A reasonably high number of 1015 studies (not counting 13 duplicates) were received. 873 compositions scored at least 4,5 points (86% of the total entries, a very good percentage). 179 studies out of them scored at least 8 points, which represents a good ratio of 20,5% selected compositions. It is a great pity that we present the results with such delay: one of the appointed judges failed repeatedly to meet the schedule requirements, so at the end of September it was decided that another judge should complete the rest of the work (1/3 of the entries). Our compliments to the substitute judge: he managed to finish his part in slightly less than a month!
Many thanks to the director and the judges for their hard and efficient work!
We shall update and issue the overall list of the title points in the coming days.

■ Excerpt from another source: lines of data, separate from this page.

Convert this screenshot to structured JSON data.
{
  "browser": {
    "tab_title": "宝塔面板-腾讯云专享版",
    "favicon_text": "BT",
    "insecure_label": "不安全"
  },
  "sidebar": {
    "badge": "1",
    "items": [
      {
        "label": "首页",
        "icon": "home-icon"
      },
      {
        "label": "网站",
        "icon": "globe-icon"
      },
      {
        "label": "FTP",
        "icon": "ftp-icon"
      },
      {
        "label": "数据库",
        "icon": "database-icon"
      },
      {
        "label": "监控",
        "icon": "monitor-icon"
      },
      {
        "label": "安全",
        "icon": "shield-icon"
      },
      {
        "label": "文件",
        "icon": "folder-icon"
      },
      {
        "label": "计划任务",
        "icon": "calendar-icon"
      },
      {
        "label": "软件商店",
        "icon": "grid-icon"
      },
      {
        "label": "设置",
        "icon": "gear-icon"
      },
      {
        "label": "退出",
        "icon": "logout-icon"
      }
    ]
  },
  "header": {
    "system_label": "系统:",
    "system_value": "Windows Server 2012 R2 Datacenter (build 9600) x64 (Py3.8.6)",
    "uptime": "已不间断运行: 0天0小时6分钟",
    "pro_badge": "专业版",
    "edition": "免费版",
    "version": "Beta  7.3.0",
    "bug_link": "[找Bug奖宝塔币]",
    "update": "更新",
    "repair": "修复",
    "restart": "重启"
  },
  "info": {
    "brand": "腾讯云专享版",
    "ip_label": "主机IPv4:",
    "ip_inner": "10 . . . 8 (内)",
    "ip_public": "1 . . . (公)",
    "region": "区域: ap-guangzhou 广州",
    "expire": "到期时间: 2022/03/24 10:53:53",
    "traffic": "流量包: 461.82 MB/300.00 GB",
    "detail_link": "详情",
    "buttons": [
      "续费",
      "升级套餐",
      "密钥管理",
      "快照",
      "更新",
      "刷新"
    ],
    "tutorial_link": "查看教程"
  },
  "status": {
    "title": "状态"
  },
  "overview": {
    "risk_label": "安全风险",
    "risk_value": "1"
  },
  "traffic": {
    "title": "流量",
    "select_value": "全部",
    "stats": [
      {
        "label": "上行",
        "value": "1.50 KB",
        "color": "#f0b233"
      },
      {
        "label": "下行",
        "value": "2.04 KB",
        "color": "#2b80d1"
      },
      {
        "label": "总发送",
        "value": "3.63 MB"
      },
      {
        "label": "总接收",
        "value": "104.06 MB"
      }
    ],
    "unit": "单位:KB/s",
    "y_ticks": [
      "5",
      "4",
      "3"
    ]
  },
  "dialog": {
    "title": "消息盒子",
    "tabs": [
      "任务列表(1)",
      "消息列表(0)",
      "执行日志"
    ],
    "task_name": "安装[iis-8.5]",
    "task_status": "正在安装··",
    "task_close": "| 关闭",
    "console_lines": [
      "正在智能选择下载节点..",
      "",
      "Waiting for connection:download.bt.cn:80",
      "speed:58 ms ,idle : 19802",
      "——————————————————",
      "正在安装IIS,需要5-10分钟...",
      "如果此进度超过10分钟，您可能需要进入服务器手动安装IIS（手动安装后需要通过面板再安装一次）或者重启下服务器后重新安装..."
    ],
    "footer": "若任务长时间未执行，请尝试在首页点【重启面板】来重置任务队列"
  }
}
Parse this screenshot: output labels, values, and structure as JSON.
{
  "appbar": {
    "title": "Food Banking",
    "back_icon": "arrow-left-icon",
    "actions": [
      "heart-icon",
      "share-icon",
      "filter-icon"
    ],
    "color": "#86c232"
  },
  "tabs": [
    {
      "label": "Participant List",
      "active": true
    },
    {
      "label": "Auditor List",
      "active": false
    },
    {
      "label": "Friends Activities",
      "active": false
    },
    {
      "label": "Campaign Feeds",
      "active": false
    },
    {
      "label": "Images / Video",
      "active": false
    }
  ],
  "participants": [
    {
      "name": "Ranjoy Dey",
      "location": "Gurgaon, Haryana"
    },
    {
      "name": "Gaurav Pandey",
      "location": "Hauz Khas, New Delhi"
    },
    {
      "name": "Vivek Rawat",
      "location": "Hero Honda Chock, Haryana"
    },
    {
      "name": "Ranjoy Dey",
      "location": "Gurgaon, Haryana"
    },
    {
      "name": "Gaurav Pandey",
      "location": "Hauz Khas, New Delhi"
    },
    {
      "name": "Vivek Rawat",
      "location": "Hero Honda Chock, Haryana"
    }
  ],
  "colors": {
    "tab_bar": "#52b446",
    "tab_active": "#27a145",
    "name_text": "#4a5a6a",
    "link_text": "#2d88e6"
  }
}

Update (6.11.2023): A few hours after the results were announced, the director realised that he had accidentally misplaced the PDF file submitted by a composer. The judges reviewed these 8 studies swiftly: 2 of them (joint compositions) are selected in the album! Numbers in the above post and in the page of the results have been properly updated.
28th Open Belgian Solving Championship 2023 | 3rd tournament of World Solving Cup 2023/2024: Participants: 14 | Winner: Eddy Van Beers (BEL – Belgian Champion) ahead of Roland Ott (SUI) and Nikos Sidiropoulos (GRE). Average rating of top ten solvers: 2357.56 | WSC category: 6 Top 5 WSC Standings: 1. Eddy Van Beers (BEL) 42 points (+23), 2. Martynas Limontas (LTU) 23 points (unchanged), 3. Roland Ott (SUI) 19 points (+19), 4. Nikos Sidiropoulos (GRE) 16 points (+16), 5. Vidmantas Satkus (LTU) 16 points (unchanged). More details published in Competitions→Solving→World Solving Cup @ Solving Portal
The International Solving Contest next year will take place on Sunday 21.01.2024. The event is happening simultaneously in all participating countries. There will be three categories: one for experienced solvers. The second category is intended for weaker, inexperienced solvers. This second category is not open for solvers with a rating (or half-rating or non-active-rating) of more than 2000. The third category is intended for youngsters born after 31.12.2010.
38th Open Swiss Solving Championship 2023 | 2nd tournament of World Solving Cup 2023/2024: Participants: 16 | Winner: Martynas Limontas (LTU) ahead of Eddy Van Beers (BEL) and Vidmantas Satkus (LTU). Klaus Köchli (SUI) Swiss Champion on the 6th Place Average rating of top ten solvers: 2368.03 | WSC category: 6 Top 5 WSC Standings: 1. Martynas Limontas (LTU) 23 points, 2. Eddy Van Beers (BEL) 19 points, 3. Vidmantas Satkus (LTU) 16 points, 4. Ronald Schäfer (GER) 13 points, 5. Arno Zude (GER) 10 points. More details published in Competitions→Solving→World Solving Cup @ Solving Portal